    Matt Dubuque

  18. Yves Smith

    Anon of 6:50 PM,

    Your suggested revision, while technically correct, would confuse readers without further elaboration.

    The bank representing the buyer refuses payment because the documentary requirements have not been met. Transfer of title to the shipment is conditioned on receipt of payment. Therefore, the rejection of the L/C results in the shipment being refused (unless the parties find a way to remedy the deficiency, and as mentioned, practice is all over the map as to whether that can be done and how easy that is to do).

  19. UrbanDigs

    The Feds CP facility is a good one. Look, Im not one to say I am behind all the facilities and actions taken so far, but I dont have much to say now do I.

    I wrote about this facility on the 17th and that it was being widely anticipated by the street and firms and viewed as a nice help to CP markets. I also wrote that I wanted to be long ahead of the launch of the facility.

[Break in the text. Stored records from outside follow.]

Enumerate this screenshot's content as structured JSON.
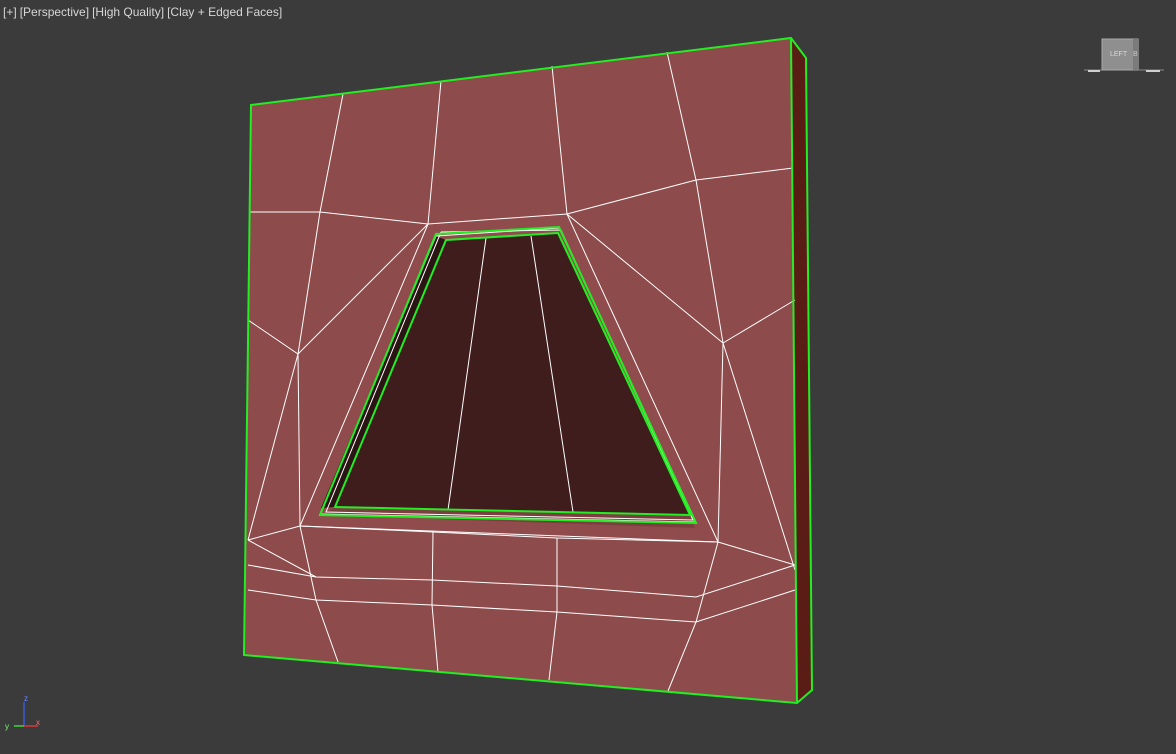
{
  "viewport": {
    "label_plus": "[+]",
    "label_view": "[Perspective]",
    "label_quality": "[High Quality]",
    "label_shading": "[Clay + Edged Faces]"
  },
  "viewcube": {
    "face_label": "LEFT",
    "side_label": "B"
  },
  "axis_gizmo": {
    "x_label": "x",
    "y_label": "y",
    "z_label": "z"
  },
  "colors": {
    "background": "#3b3b3b",
    "clay": "#8d4b4b",
    "clay_dark": "#3f1d1d",
    "selection": "#22ee22",
    "edges": "#ffffff",
    "side": "#5a1d16"
  }
}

    Dont be surprised if the rally surprises a few on the upside in duration. We came down hard, and bear market rallies are fierce. If the fed cuts less than 50 bps tomorrow or if GDP is way worse than expected, the rally is likely to be short lived. Personally, I think the fed should hold off on rate cuts for a better time, if anything, saying that its not needed yet.

    For now, with all these actions, and being down very hard in past 4-6 weeks, its hard to not to nibble on some longs, and cut back on shorts. If the rally lasts, the short covering will power it further and so on. There will be a nice new shorting opp soon, but Im waiting for it

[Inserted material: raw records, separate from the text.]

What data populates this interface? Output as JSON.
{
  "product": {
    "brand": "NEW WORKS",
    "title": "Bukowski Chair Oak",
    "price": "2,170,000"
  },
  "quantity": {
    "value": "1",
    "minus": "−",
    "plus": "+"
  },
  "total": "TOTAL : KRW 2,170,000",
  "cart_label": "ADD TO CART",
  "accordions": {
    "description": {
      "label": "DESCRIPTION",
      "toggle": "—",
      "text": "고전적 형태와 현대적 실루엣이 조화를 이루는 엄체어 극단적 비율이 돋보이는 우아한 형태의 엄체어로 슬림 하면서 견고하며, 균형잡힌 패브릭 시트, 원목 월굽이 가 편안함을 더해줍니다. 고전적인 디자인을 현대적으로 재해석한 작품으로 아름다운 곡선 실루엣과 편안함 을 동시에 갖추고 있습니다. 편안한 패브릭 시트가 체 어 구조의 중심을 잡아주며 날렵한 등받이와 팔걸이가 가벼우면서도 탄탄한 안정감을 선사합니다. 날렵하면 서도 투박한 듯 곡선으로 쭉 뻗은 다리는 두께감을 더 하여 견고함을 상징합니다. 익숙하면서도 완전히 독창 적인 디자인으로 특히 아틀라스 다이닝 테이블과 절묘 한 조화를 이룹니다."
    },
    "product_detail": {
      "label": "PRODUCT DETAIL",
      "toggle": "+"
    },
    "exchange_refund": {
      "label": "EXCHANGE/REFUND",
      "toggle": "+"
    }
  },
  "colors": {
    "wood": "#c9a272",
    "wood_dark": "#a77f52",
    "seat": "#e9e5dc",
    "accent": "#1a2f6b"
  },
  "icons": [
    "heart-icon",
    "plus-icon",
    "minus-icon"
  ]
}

  20. Fred

    Great posts and comments – this site will be close to the top of the list of sites I visit on a frequent basis throughout the day

    Thanks

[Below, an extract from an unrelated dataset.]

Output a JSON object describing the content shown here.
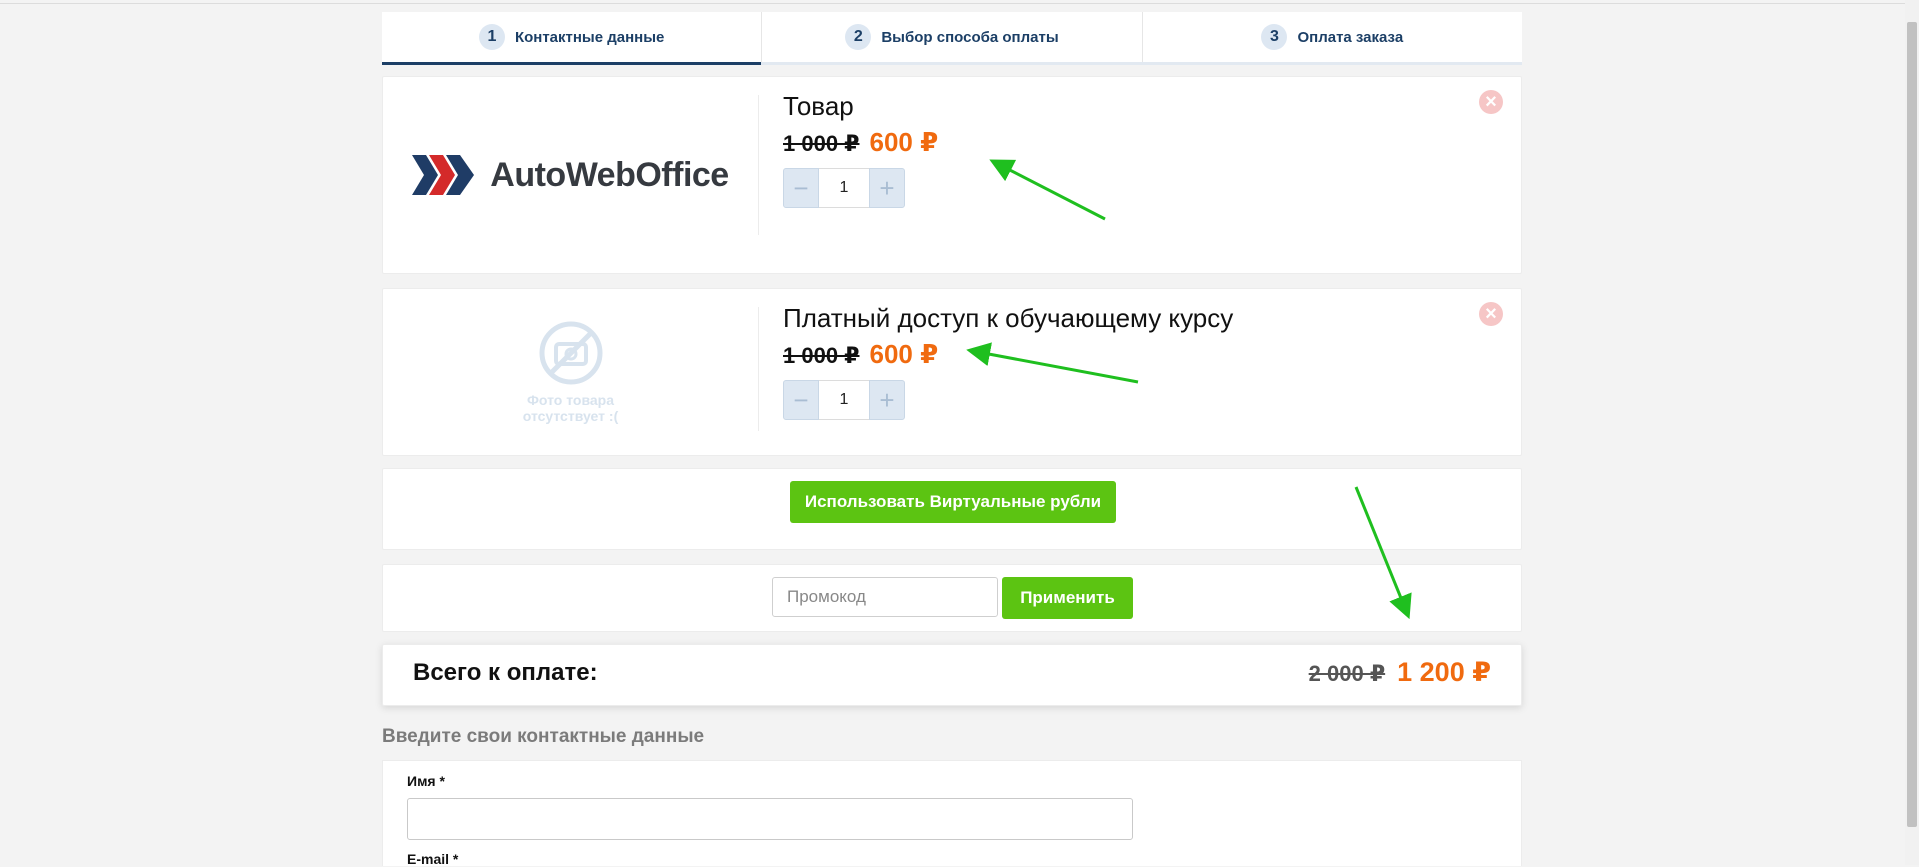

  21. Anonymous

    I love this blog as much as the next person. Quite frankly though this information is much too heady for one person to work a full – time job, manage a family and community and keep up with it. Things are, most definitely, out of control…and the only thing I can think to say is that the Market has becom HAL….

    to quote HAL in 2001 a Space Odyssey…

    [on Dave's return to the ship, after HAL has killed the rest of the crew]
    HAL: Look Dave, I can see you’re really upset about this. I honestly think you ought to sit down calmly, take a stress pill, and think things over.

  22. Anonymous

    Bottom? There are many more shoes to drop. CDS, CDOs, emerging markets, etc. It would also be surprising if the decent was only so far. I suspect it’s just another Bear rally. IF you can time it right you can make money. I know I am not very good with timing. The bottom arrives when people stop looking for the bottom, when the news stop talking about the markets because nobody is interested.

  23. Anonymous

    “If you went to Macy’s and you saw that all the merchandise was 45% off, people would be buying like crazy. That’s what’s going on in the stock market right now.”

    If im broke and deep in debt, Im not buying anything.

  24. Anonymous

    Flavio and his concurring commenters have this right. There is nothing here but the Fed buying paper at below market rates. I can’t see any reason to get excited. As for the rise in the Dow today, Felix Salmon at Portfolio.com got it right when he said that nobody really knows what the price of a stock should be right now.

  25. Richard Kline

    Regarding when the ‘recession’ will be announced, the delay in that is profoundly influenced by the US election; as such it has everything to do with American politics in general and Republican governance in particular. It isn’t that simple, but it is that plain. We will have the recession announced soon, in mid-November, when it will be designated ‘the Democratic recession’ in some quarters.

  26. Juan

    Richard, wasn’t there some funny business at the NBER during the just-a-few-years-ago recession? I vaguely recall a change in weightings with GDP becoming more prominant while metrics such as unemployment became relatively less consequential.

    Anyway, the Chicago Feds _National_ Activity Index three mos moving average (CFNAI-MA3) has been negative for 29 consecutive months, falling to recession levels since November of last year.

    Everybody knows the U.S. has been/is in recession,,,political and MSM denial assists to further the well earned delegitimization of those ‘estates’.

Comments are closed.